Assignment. Report how many lines in the entries below have the word "this" in them, and give no other words.
Segment Open
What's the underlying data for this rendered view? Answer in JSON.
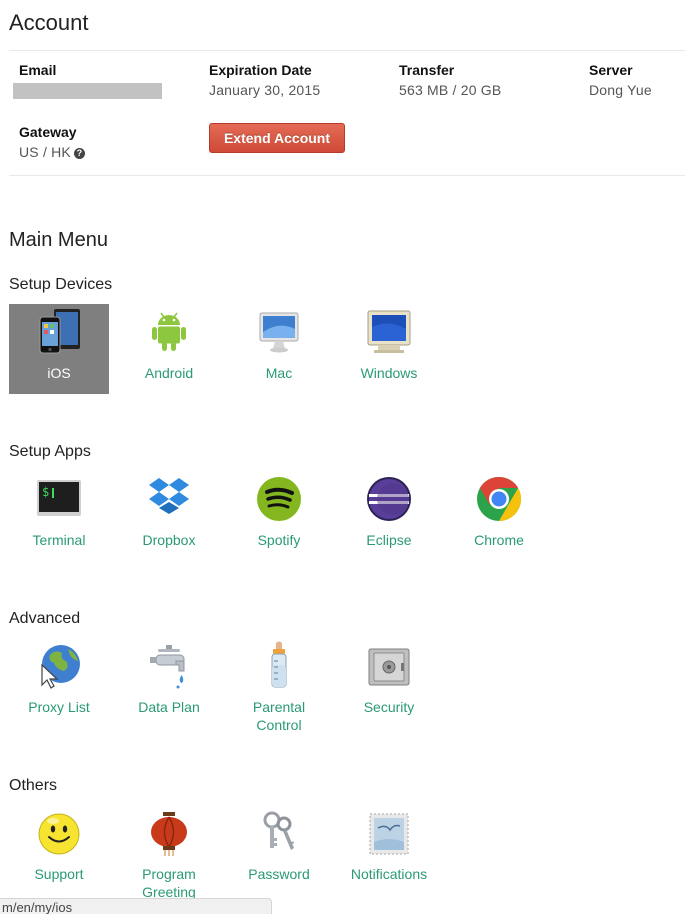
{
  "account": {
    "title": "Account",
    "email_label": "Email",
    "expiration_label": "Expiration Date",
    "expiration_value": "January 30, 2015",
    "transfer_label": "Transfer",
    "transfer_value": "563 MB / 20 GB",
    "server_label": "Server",
    "server_value": "Dong Yue",
    "gateway_label": "Gateway",
    "gateway_value": "US / HK",
    "extend_button": "Extend Account"
  },
  "main_menu": {
    "title": "Main Menu",
    "setup_devices": {
      "title": "Setup Devices",
      "items": [
        {
          "label": "iOS",
          "icon": "ios-devices-icon"
        },
        {
          "label": "Android",
          "icon": "android-icon"
        },
        {
          "label": "Mac",
          "icon": "imac-icon"
        },
        {
          "label": "Windows",
          "icon": "windows-monitor-icon"
        }
      ]
    },
    "setup_apps": {
      "title": "Setup Apps",
      "items": [
        {
          "label": "Terminal",
          "icon": "terminal-icon"
        },
        {
          "label": "Dropbox",
          "icon": "dropbox-icon"
        },
        {
          "label": "Spotify",
          "icon": "spotify-icon"
        },
        {
          "label": "Eclipse",
          "icon": "eclipse-icon"
        },
        {
          "label": "Chrome",
          "icon": "chrome-icon"
        }
      ]
    },
    "advanced": {
      "title": "Advanced",
      "items": [
        {
          "label": "Proxy List",
          "icon": "globe-cursor-icon"
        },
        {
          "label": "Data Plan",
          "icon": "faucet-icon"
        },
        {
          "label": "Parental Control",
          "label_line1": "Parental",
          "label_line2": "Control",
          "icon": "baby-bottle-icon"
        },
        {
          "label": "Security",
          "icon": "safe-icon"
        }
      ]
    },
    "others": {
      "title": "Others",
      "items": [
        {
          "label": "Support",
          "icon": "smiley-icon"
        },
        {
          "label": "Program Greeting",
          "label_line1": "Program",
          "label_line2": "Greeting",
          "icon": "lantern-icon"
        },
        {
          "label": "Password",
          "icon": "keys-icon"
        },
        {
          "label": "Notifications",
          "icon": "stamp-icon"
        }
      ]
    }
  },
  "status_bar": {
    "url": "m/en/my/ios"
  },
  "colors": {
    "link": "#2a9a73",
    "active_tile": "#7f7f7f",
    "button": "#d9533f"
  }
}
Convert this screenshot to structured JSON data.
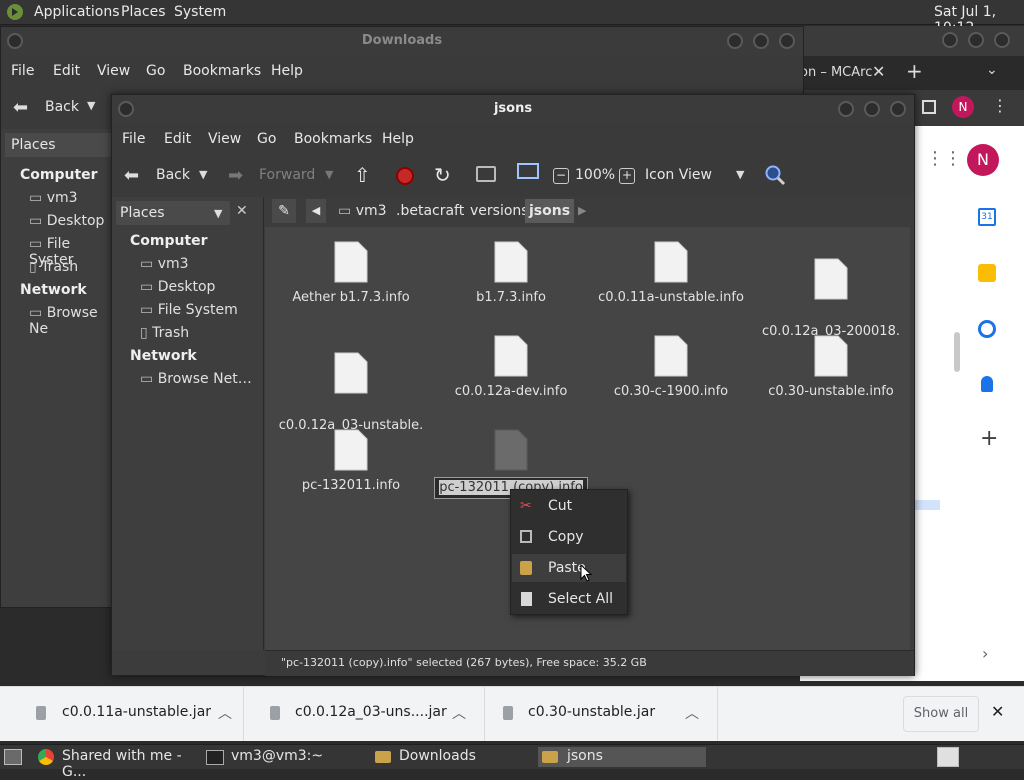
{
  "top_panel": {
    "menus": [
      "Applications",
      "Places",
      "System"
    ],
    "clock": "Sat Jul  1, 10:12"
  },
  "chrome": {
    "tab_title": "on – MCArc",
    "profile_initial": "N",
    "avatar_color": "#c2185b"
  },
  "downloads_window": {
    "title": "Downloads",
    "menus": [
      "File",
      "Edit",
      "View",
      "Go",
      "Bookmarks",
      "Help"
    ],
    "back_label": "Back",
    "places_label": "Places",
    "computer_head": "Computer",
    "items": [
      "vm3",
      "Desktop",
      "File Syster",
      "Trash"
    ],
    "network_head": "Network",
    "network_items": [
      "Browse Ne"
    ]
  },
  "jsons_window": {
    "title": "jsons",
    "menus": [
      "File",
      "Edit",
      "View",
      "Go",
      "Bookmarks",
      "Help"
    ],
    "toolbar": {
      "back": "Back",
      "forward": "Forward",
      "zoom": "100%",
      "view_mode": "Icon View"
    },
    "sidebar": {
      "selector": "Places",
      "computer_head": "Computer",
      "items": [
        "vm3",
        "Desktop",
        "File System",
        "Trash"
      ],
      "network_head": "Network",
      "network_items": [
        "Browse Net…"
      ]
    },
    "breadcrumbs": [
      "vm3",
      ".betacraft",
      "versions",
      "jsons"
    ],
    "files": [
      {
        "name": "Aether b1.7.3.info"
      },
      {
        "name": "b1.7.3.info"
      },
      {
        "name": "c0.0.11a-unstable.info"
      },
      {
        "name": "c0.0.12a_03-200018.\ninfo"
      },
      {
        "name": "c0.0.12a_03-unstable.\ninfo"
      },
      {
        "name": "c0.0.12a-dev.info"
      },
      {
        "name": "c0.30-c-1900.info"
      },
      {
        "name": "c0.30-unstable.info"
      },
      {
        "name": "pc-132011.info"
      }
    ],
    "rename_value": "pc-132011 (copy).info",
    "status": "\"pc-132011 (copy).info\" selected (267 bytes), Free space: 35.2 GB"
  },
  "context_menu": {
    "items": [
      "Cut",
      "Copy",
      "Paste",
      "Select All"
    ]
  },
  "download_shelf": {
    "items": [
      "c0.0.11a-unstable.jar",
      "c0.0.12a_03-uns....jar",
      "c0.30-unstable.jar"
    ],
    "show_all": "Show all"
  },
  "taskbar": {
    "tasks": [
      "Shared with me - G...",
      "vm3@vm3:~",
      "Downloads",
      "jsons"
    ]
  }
}
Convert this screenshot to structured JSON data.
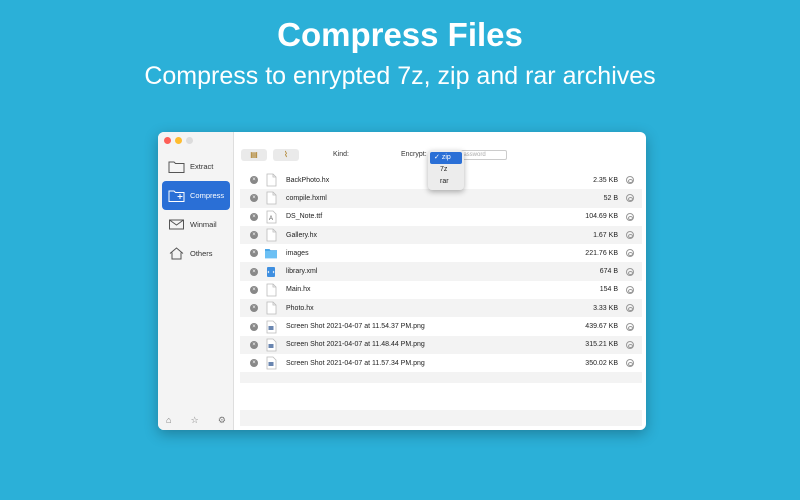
{
  "hero": {
    "title": "Compress Files",
    "subtitle": "Compress to enrypted 7z, zip and rar archives"
  },
  "colors": {
    "background": "#2bb0d8",
    "accent": "#2a6fd6",
    "close": "#fe5f57",
    "minimize": "#febc2e",
    "zoom": "#dcdcdc"
  },
  "sidebar": {
    "items": [
      {
        "label": "Extract",
        "icon": "folder-icon",
        "active": false
      },
      {
        "label": "Compress",
        "icon": "folder-plus-icon",
        "active": true
      },
      {
        "label": "Winmail",
        "icon": "envelope-icon",
        "active": false
      },
      {
        "label": "Others",
        "icon": "house-icon",
        "active": false
      }
    ],
    "bottom_icons": [
      "home-icon",
      "star-icon",
      "gear-icon"
    ]
  },
  "toolbar": {
    "kind_label": "Kind:",
    "encrypt_label": "Encrypt:",
    "password_placeholder": "Enter password"
  },
  "kind_dropdown": {
    "options": [
      "zip",
      "7z",
      "rar"
    ],
    "selected": "zip"
  },
  "files": [
    {
      "name": "BackPhoto.hx",
      "size": "2.35 KB",
      "icon": "file-icon"
    },
    {
      "name": "compile.hxml",
      "size": "52 B",
      "icon": "file-icon"
    },
    {
      "name": "DS_Note.ttf",
      "size": "104.69 KB",
      "icon": "font-file-icon"
    },
    {
      "name": "Gallery.hx",
      "size": "1.67 KB",
      "icon": "file-icon"
    },
    {
      "name": "images",
      "size": "221.76 KB",
      "icon": "folder-icon"
    },
    {
      "name": "library.xml",
      "size": "674 B",
      "icon": "xml-file-icon"
    },
    {
      "name": "Main.hx",
      "size": "154 B",
      "icon": "file-icon"
    },
    {
      "name": "Photo.hx",
      "size": "3.33 KB",
      "icon": "file-icon"
    },
    {
      "name": "Screen Shot 2021-04-07 at 11.54.37 PM.png",
      "size": "439.67 KB",
      "icon": "image-file-icon"
    },
    {
      "name": "Screen Shot 2021-04-07 at 11.48.44 PM.png",
      "size": "315.21 KB",
      "icon": "image-file-icon"
    },
    {
      "name": "Screen Shot 2021-04-07 at 11.57.34 PM.png",
      "size": "350.02 KB",
      "icon": "image-file-icon"
    }
  ]
}
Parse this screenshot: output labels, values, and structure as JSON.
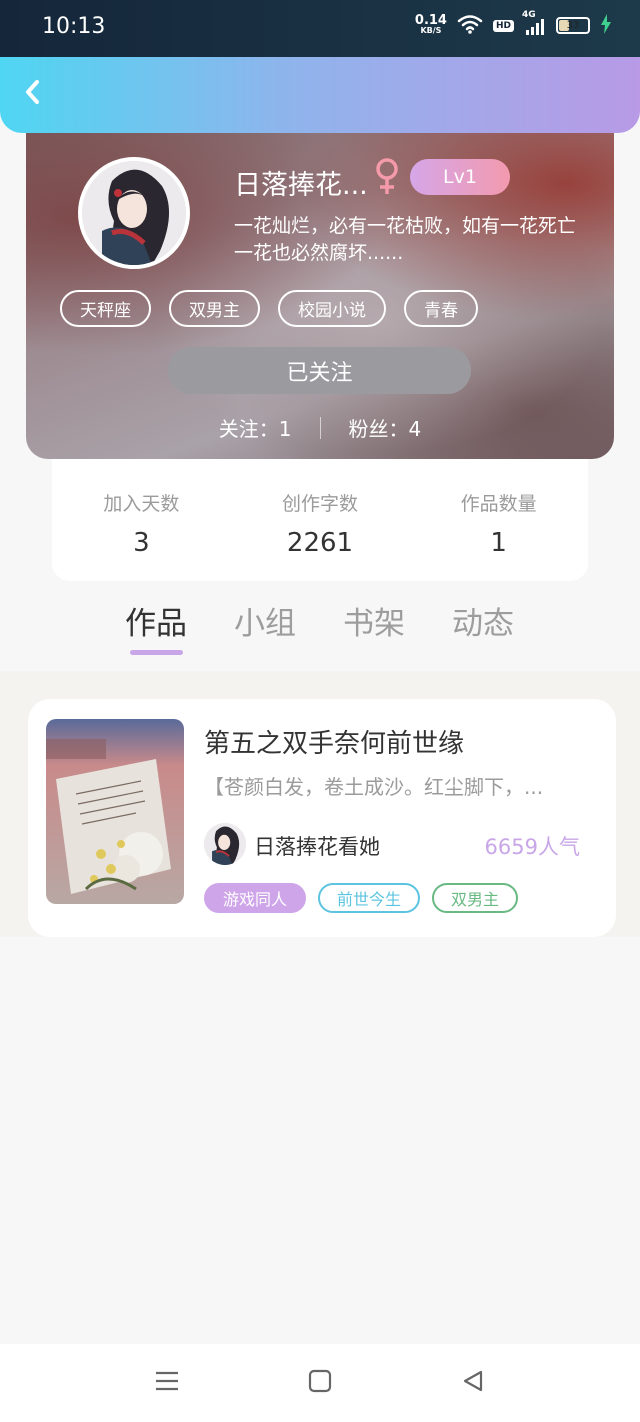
{
  "status_bar": {
    "time": "10:13",
    "net_speed_value": "0.14",
    "net_speed_unit": "KB/S",
    "hd_label": "HD",
    "network_label": "4G",
    "battery_level": "33",
    "icons": [
      "wifi-icon",
      "signal-icon",
      "battery-icon",
      "charging-icon"
    ]
  },
  "header": {
    "back_icon": "chevron-left-icon"
  },
  "profile": {
    "username": "日落捧花...",
    "gender_symbol": "♀",
    "level": "Lv1",
    "bio": "一花灿烂，必有一花枯败，如有一花死亡\n一花也必然腐坏......",
    "tags": [
      "天秤座",
      "双男主",
      "校园小说",
      "青春"
    ],
    "follow_button_label": "已关注",
    "following_label": "关注：1",
    "fans_label": "粉丝：4",
    "accent_colors": {
      "level_start": "#d5a6e8",
      "level_end": "#f39aae",
      "gender": "#f49aa8"
    }
  },
  "stats": [
    {
      "label": "加入天数",
      "value": "3"
    },
    {
      "label": "创作字数",
      "value": "2261"
    },
    {
      "label": "作品数量",
      "value": "1"
    }
  ],
  "tabs": [
    {
      "label": "作品",
      "active": true
    },
    {
      "label": "小组",
      "active": false
    },
    {
      "label": "书架",
      "active": false
    },
    {
      "label": "动态",
      "active": false
    }
  ],
  "works": [
    {
      "title": "第五之双手奈何前世缘",
      "description": "【苍颜白发，卷土成沙。红尘脚下，...",
      "author": "日落捧花看她",
      "popularity": "6659人气",
      "tags": [
        "游戏同人",
        "前世今生",
        "双男主"
      ]
    }
  ],
  "nav_bar": {
    "icons": [
      "menu-icon",
      "home-square-icon",
      "back-triangle-icon"
    ]
  }
}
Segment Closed
Problem solution. 4